§ RECORDS FOR THIS EXERCISE
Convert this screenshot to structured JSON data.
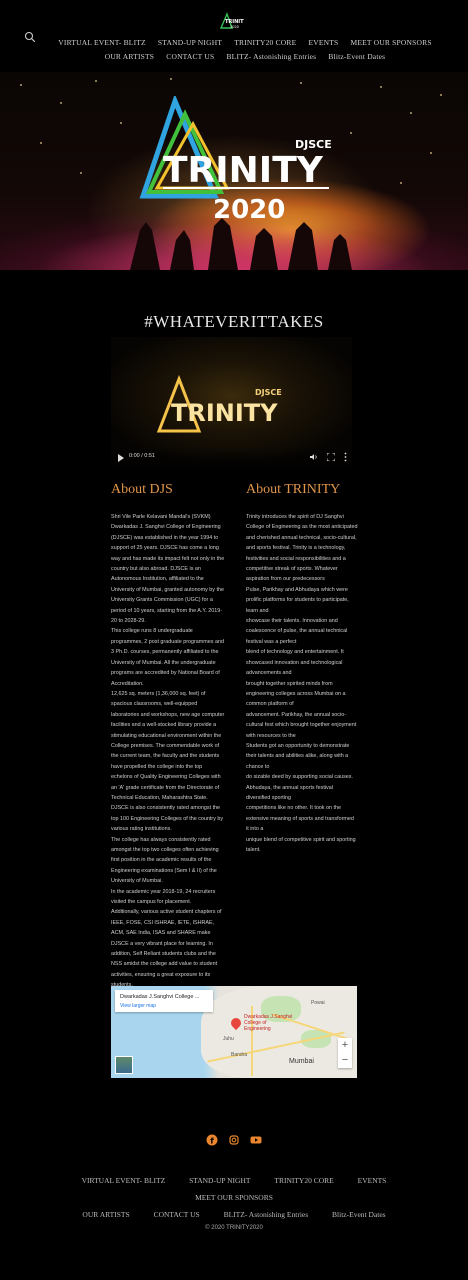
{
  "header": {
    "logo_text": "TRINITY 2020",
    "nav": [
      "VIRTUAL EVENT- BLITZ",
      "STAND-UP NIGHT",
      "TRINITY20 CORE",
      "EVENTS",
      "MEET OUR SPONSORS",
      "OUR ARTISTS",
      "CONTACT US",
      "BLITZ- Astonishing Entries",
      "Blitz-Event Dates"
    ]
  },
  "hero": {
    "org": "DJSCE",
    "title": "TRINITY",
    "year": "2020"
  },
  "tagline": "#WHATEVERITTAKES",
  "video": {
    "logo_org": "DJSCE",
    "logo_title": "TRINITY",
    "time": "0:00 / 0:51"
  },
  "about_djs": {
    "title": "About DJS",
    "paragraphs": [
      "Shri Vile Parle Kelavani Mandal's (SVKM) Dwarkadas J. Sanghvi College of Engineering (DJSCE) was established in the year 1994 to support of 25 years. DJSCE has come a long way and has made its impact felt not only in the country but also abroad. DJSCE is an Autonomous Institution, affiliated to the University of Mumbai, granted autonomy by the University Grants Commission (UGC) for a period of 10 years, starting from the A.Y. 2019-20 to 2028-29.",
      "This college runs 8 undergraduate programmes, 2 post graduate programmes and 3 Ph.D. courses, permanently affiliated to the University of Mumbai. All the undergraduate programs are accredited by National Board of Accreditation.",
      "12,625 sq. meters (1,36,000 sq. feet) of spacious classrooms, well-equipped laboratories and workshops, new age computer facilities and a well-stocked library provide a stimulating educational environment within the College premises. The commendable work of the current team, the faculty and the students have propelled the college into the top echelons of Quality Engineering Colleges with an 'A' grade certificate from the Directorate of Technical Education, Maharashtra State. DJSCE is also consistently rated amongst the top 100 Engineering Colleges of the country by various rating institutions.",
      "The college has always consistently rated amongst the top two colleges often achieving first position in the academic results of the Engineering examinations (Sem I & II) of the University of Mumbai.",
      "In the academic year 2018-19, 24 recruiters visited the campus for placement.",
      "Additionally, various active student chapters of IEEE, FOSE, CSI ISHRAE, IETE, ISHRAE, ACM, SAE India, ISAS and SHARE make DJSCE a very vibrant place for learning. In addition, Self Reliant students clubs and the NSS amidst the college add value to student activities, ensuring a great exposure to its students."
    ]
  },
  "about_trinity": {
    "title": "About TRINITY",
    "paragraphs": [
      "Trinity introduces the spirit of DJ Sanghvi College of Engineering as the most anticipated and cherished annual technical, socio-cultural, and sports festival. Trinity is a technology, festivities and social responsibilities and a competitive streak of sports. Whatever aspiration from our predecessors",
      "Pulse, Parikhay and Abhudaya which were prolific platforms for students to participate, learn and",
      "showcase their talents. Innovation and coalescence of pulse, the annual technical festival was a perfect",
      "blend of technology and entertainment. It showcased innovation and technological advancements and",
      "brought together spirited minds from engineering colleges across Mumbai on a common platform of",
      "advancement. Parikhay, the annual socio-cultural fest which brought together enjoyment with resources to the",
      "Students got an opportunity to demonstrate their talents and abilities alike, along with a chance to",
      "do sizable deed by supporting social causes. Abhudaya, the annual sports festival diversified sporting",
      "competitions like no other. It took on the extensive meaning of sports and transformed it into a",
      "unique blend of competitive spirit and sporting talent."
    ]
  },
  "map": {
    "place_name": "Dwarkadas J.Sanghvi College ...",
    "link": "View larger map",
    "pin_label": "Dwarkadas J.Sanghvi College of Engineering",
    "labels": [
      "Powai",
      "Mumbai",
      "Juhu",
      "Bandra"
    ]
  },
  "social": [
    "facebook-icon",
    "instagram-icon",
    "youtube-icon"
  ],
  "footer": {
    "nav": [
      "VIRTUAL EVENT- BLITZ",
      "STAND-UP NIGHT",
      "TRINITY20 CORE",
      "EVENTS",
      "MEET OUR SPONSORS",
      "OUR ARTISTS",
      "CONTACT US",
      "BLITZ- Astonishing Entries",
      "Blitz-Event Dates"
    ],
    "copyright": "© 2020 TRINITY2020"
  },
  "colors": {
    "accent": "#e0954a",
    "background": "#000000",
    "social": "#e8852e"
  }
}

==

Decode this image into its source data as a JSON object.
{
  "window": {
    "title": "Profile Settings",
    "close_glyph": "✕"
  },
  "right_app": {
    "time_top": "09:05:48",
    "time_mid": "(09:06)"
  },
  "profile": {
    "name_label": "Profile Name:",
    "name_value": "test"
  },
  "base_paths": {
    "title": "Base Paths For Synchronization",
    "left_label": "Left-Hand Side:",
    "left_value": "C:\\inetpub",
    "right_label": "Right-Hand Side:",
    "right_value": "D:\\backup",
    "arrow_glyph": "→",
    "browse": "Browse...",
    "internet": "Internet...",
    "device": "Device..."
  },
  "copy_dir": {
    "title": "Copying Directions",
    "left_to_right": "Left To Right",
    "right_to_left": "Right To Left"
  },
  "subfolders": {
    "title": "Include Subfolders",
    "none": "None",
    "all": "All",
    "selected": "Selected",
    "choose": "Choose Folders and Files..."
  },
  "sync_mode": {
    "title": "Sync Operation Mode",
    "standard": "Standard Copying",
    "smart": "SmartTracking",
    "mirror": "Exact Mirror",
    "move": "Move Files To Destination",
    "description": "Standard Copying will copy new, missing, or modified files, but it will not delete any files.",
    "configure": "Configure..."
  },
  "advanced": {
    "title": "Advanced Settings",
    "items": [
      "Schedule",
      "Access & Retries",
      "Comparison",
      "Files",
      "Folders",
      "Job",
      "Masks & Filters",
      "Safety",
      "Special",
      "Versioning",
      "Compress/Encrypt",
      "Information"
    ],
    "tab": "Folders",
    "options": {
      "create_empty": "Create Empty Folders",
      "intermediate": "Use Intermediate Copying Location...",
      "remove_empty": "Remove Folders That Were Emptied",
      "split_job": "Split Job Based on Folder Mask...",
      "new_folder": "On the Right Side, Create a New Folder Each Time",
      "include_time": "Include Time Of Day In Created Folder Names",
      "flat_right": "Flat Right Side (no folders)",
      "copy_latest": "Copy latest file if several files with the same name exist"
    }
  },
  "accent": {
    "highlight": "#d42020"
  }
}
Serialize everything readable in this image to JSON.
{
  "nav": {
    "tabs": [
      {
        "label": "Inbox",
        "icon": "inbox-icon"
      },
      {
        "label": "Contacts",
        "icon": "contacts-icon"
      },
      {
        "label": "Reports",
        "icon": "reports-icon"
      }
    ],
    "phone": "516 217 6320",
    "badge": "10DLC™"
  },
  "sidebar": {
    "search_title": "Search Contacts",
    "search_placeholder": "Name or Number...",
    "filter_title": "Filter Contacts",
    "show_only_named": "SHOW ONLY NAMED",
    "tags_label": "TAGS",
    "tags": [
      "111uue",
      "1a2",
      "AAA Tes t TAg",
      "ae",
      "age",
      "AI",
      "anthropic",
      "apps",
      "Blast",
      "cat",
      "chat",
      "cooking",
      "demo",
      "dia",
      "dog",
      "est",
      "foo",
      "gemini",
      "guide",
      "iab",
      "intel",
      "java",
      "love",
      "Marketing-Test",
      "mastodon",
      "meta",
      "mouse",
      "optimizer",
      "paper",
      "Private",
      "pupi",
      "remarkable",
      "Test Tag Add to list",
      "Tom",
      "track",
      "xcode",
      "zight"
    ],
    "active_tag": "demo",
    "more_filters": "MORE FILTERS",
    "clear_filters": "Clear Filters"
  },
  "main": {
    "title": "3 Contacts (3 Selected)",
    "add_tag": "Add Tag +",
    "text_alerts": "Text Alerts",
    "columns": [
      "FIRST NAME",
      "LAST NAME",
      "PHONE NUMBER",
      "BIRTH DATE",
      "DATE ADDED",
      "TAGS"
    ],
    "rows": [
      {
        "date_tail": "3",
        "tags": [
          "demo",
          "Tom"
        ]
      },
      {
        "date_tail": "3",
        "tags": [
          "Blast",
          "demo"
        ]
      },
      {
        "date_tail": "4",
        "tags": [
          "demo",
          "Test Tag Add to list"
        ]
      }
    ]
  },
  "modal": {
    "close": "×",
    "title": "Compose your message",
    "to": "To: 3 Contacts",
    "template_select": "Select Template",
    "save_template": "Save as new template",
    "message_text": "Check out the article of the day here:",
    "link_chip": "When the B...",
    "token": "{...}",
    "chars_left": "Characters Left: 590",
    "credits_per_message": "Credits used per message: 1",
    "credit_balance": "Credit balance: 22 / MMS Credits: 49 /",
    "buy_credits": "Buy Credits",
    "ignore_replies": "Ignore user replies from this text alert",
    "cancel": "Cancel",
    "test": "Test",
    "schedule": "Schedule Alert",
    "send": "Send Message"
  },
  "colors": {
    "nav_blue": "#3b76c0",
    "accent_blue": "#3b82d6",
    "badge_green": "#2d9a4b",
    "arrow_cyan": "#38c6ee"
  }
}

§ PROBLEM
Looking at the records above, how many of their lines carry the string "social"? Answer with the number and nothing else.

§ RESPONSE BELOW
4